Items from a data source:
━━━

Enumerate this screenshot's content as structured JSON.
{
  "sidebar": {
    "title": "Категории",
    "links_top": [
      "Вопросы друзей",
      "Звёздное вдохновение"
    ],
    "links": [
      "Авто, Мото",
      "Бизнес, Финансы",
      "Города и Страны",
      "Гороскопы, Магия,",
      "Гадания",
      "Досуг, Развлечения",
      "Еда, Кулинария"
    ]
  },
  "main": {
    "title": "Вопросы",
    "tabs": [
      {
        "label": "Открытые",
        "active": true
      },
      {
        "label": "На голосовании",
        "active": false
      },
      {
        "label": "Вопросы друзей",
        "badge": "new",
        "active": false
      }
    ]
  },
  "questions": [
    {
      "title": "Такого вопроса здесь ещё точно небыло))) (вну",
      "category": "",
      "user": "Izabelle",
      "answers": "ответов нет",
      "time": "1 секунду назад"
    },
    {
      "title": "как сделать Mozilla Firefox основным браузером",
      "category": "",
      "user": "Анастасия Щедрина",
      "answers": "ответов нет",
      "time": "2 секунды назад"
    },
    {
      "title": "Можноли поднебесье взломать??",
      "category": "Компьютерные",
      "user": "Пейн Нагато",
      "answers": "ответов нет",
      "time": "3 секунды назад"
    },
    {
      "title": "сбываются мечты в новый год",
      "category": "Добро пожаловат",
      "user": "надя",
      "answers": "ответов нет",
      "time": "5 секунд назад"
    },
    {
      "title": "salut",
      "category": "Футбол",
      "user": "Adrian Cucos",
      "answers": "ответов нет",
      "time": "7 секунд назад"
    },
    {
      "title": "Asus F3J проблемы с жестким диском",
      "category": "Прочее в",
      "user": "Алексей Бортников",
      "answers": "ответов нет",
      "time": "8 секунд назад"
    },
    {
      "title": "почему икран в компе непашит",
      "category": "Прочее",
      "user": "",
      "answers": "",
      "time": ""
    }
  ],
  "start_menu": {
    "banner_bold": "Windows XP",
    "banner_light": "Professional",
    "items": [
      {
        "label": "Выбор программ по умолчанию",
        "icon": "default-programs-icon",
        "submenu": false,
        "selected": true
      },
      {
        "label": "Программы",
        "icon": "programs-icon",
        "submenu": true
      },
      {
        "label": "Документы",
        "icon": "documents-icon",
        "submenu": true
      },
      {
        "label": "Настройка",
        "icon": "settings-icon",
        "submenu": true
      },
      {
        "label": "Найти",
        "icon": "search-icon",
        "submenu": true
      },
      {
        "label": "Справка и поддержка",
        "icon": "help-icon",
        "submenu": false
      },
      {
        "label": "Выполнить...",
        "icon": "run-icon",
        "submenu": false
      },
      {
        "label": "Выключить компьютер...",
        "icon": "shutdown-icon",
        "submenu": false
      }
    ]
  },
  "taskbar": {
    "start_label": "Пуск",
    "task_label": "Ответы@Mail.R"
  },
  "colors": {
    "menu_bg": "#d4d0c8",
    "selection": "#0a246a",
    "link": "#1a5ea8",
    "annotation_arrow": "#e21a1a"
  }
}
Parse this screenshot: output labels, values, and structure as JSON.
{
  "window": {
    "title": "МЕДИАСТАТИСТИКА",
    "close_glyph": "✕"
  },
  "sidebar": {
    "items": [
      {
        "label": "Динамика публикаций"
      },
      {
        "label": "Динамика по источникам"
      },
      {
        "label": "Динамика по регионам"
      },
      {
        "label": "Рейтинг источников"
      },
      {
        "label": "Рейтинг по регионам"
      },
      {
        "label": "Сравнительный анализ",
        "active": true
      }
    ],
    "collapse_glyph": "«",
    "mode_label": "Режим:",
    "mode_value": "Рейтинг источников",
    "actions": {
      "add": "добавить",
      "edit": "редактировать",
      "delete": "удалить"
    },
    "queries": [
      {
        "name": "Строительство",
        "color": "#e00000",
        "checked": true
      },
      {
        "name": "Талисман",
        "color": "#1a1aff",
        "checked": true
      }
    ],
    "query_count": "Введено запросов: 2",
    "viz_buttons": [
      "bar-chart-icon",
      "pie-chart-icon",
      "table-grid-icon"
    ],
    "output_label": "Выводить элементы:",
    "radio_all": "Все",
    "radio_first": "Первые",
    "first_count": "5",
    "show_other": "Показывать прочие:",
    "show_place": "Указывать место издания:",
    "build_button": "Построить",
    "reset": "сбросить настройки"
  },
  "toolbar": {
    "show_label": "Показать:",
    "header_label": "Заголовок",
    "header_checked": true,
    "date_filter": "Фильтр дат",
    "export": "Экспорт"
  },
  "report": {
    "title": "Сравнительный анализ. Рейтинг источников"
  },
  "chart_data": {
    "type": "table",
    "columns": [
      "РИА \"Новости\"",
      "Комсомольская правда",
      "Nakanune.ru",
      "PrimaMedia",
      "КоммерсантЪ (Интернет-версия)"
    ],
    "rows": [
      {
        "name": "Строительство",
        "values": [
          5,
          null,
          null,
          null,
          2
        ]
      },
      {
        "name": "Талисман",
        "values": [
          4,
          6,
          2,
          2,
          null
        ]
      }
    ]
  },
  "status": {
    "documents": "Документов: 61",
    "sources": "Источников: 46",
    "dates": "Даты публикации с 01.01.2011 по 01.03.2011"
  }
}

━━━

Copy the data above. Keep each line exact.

Enumerate this screenshot's content as structured JSON.
{
  "sidebar": {
    "title": "Категории",
    "links_top": [
      "Вопросы друзей",
      "Звёздное вдохновение"
    ],
    "links": [
      "Авто, Мото",
      "Бизнес, Финансы",
      "Города и Страны",
      "Гороскопы, Магия,",
      "Гадания",
      "Досуг, Развлечения",
      "Еда, Кулинария"
    ]
  },
  "main": {
    "title": "Вопросы",
    "tabs": [
      {
        "label": "Открытые",
        "active": true
      },
      {
        "label": "На голосовании",
        "active": false
      },
      {
        "label": "Вопросы друзей",
        "badge": "new",
        "active": false
      }
    ]
  },
  "questions": [
    {
      "title": "Такого вопроса здесь ещё точно небыло))) (вну",
      "category": "",
      "user": "Izabelle",
      "answers": "ответов нет",
      "time": "1 секунду назад"
    },
    {
      "title": "как сделать Mozilla Firefox основным браузером",
      "category": "",
      "user": "Анастасия Щедрина",
      "answers": "ответов нет",
      "time": "2 секунды назад"
    },
    {
      "title": "Можноли поднебесье взломать??",
      "category": "Компьютерные",
      "user": "Пейн Нагато",
      "answers": "ответов нет",
      "time": "3 секунды назад"
    },
    {
      "title": "сбываются мечты в новый год",
      "category": "Добро пожаловат",
      "user": "надя",
      "answers": "ответов нет",
      "time": "5 секунд назад"
    },
    {
      "title": "salut",
      "category": "Футбол",
      "user": "Adrian Cucos",
      "answers": "ответов нет",
      "time": "7 секунд назад"
    },
    {
      "title": "Asus F3J проблемы с жестким диском",
      "category": "Прочее в",
      "user": "Алексей Бортников",
      "answers": "ответов нет",
      "time": "8 секунд назад"
    },
    {
      "title": "почему икран в компе непашит",
      "category": "Прочее",
      "user": "",
      "answers": "",
      "time": ""
    }
  ],
  "start_menu": {
    "banner_bold": "Windows XP",
    "banner_light": "Professional",
    "items": [
      {
        "label": "Выбор программ по умолчанию",
        "icon": "default-programs-icon",
        "submenu": false,
        "selected": true
      },
      {
        "label": "Программы",
        "icon": "programs-icon",
        "submenu": true
      },
      {
        "label": "Документы",
        "icon": "documents-icon",
        "submenu": true
      },
      {
        "label": "Настройка",
        "icon": "settings-icon",
        "submenu": true
      },
      {
        "label": "Найти",
        "icon": "search-icon",
        "submenu": true
      },
      {
        "label": "Справка и поддержка",
        "icon": "help-icon",
        "submenu": false
      },
      {
        "label": "Выполнить...",
        "icon": "run-icon",
        "submenu": false
      },
      {
        "label": "Выключить компьютер...",
        "icon": "shutdown-icon",
        "submenu": false
      }
    ]
  },
  "taskbar": {
    "start_label": "Пуск",
    "task_label": "Ответы@Mail.R"
  },
  "colors": {
    "menu_bg": "#d4d0c8",
    "selection": "#0a246a",
    "link": "#1a5ea8",
    "annotation_arrow": "#e21a1a"
  }
}
Parse this screenshot: output labels, values, and structure as JSON.
{
  "window": {
    "title": "МЕДИАСТАТИСТИКА",
    "close_glyph": "✕"
  },
  "sidebar": {
    "items": [
      {
        "label": "Динамика публикаций"
      },
      {
        "label": "Динамика по источникам"
      },
      {
        "label": "Динамика по регионам"
      },
      {
        "label": "Рейтинг источников"
      },
      {
        "label": "Рейтинг по регионам"
      },
      {
        "label": "Сравнительный анализ",
        "active": true
      }
    ],
    "collapse_glyph": "«",
    "mode_label": "Режим:",
    "mode_value": "Рейтинг источников",
    "actions": {
      "add": "добавить",
      "edit": "редактировать",
      "delete": "удалить"
    },
    "queries": [
      {
        "name": "Строительство",
        "color": "#e00000",
        "checked": true
      },
      {
        "name": "Талисман",
        "color": "#1a1aff",
        "checked": true
      }
    ],
    "query_count": "Введено запросов: 2",
    "viz_buttons": [
      "bar-chart-icon",
      "pie-chart-icon",
      "table-grid-icon"
    ],
    "output_label": "Выводить элементы:",
    "radio_all": "Все",
    "radio_first": "Первые",
    "first_count": "5",
    "show_other": "Показывать прочие:",
    "show_place": "Указывать место издания:",
    "build_button": "Построить",
    "reset": "сбросить настройки"
  },
  "toolbar": {
    "show_label": "Показать:",
    "header_label": "Заголовок",
    "header_checked": true,
    "date_filter": "Фильтр дат",
    "export": "Экспорт"
  },
  "report": {
    "title": "Сравнительный анализ. Рейтинг источников"
  },
  "chart_data": {
    "type": "table",
    "columns": [
      "РИА \"Новости\"",
      "Комсомольская правда",
      "Nakanune.ru",
      "PrimaMedia",
      "КоммерсантЪ (Интернет-версия)"
    ],
    "rows": [
      {
        "name": "Строительство",
        "values": [
          5,
          null,
          null,
          null,
          2
        ]
      },
      {
        "name": "Талисман",
        "values": [
          4,
          6,
          2,
          2,
          null
        ]
      }
    ]
  },
  "status": {
    "documents": "Документов: 61",
    "sources": "Источников: 46",
    "dates": "Даты публикации с 01.01.2011 по 01.03.2011"
  }
}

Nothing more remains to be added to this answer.